SB: Have you had any influencers who have inspired you?

DB: Definitely! My top 3 are Frau Schulte, Frau al-Jamie, and Mrs. Cummaudo. Frau Schulte got me into linguistics. She was my first German teacher, and so she showed me it’s really cool to speak several languages. I remember having a meeting with Mrs. Cummaudo about what can I do, what degree should I get, and I decided linguistics was the best degree for me. I can get an emphasis in something and get my Masters. And then Frau al-Jamie kind of took the path that I want to take so I really look up to her as a role model for where I want to be in a few years.

SB: So what are you taking at OLu this year?

DB: Here, I’m taking German and Spanish, and I’m in the second year of both of those classes. At home, I’m studying American Sign Language and French.

SB: Wow. That’s a lot.

DB: Yes and I’m also going to Italy for choir, so I’m trying to learn a little bit of Italian too.

SB: You’re a very intellectually curious person. What do you see as the greatest challenge facing learners today?

DB: I think the biggest challenge is that a lot of kids that think they have to take honors or AP classes. Which I’m learning is totally wrong! You don’t have to take honors or AP to be smart. I’m struggling a little bit because I decided to take all honors. I think it’s a big problem because a lot of people think, “I have to be in the top classes and I have to get A’s.”

SB: So it’s a big question, but where do you see yourself in 10 years? You’ve said you are in Germany, teaching . . .

DB: My goal is to have a college degree, have my Masters and teaching credential, and then start teaching. In the U.S., it’s hard to drive to another country and speak another language; we all speak English here. Meanwhile, in Europe, I could pop on a trip for a month or something and go speak 5 different languages in different countries.

SB: Cool. So how has OLu changed or shifted your perspective?

DB: Originally I thought I was going to take Spanish for high school. And then I went to OLu and realized, “Hey, I could take several languages!” So now I’m taking way more languages than I thought I would, but I love it. They’ve allowed me to learn more than I expected but still succeed and not burn out.

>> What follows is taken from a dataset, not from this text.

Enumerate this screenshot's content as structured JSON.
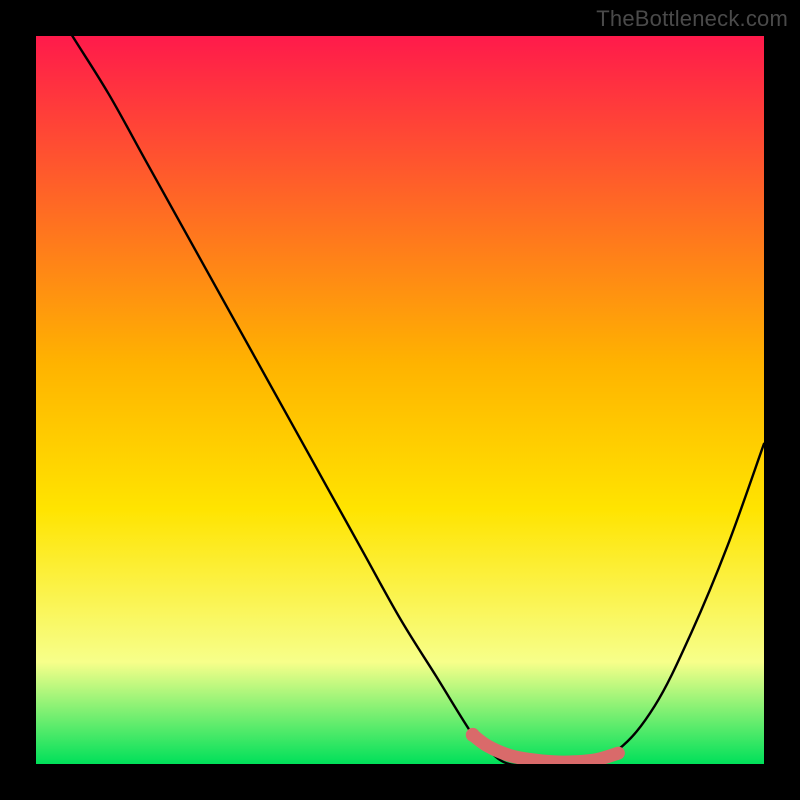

I came away from this meeting with a classmate further inspired to pursue my own avenues for learning. I was encouraged by her level-headed approach that seemed full of optimism, not only for her own generation, but for the ones coming after.

When our conversation was over, it occurred to me how little time we have—or what time we have, but don’t use—to get to know each other in this way. I’m sure each of us could tell the story of some of our unsung passions and unadvertised interests, but sometimes it takes an interview to remind us that this, hidden behind a thousand varied masks, walks around the halls of our school every day, waiting to be discovered.

Bumbled farewells in attempted languages dotted our departure. But my new friend is trying. Trying to reach out to those who are vastly different that herself and find common ground. That’s a tall order, even when you aren’t in Europe (yet). So next time you pass by her in the hall, say hi and rest assured this sophomore speaks your language. Bonjour. Hallo. Ciao. Olá. No matter the language, it will mean one thing: Hi, I get you. Let’s connect. Let’s learn. And it could be just the thing to change your friendship, your school, your country and your world, as Danielle Buschini intends to do.

Photo Credits: Pinterest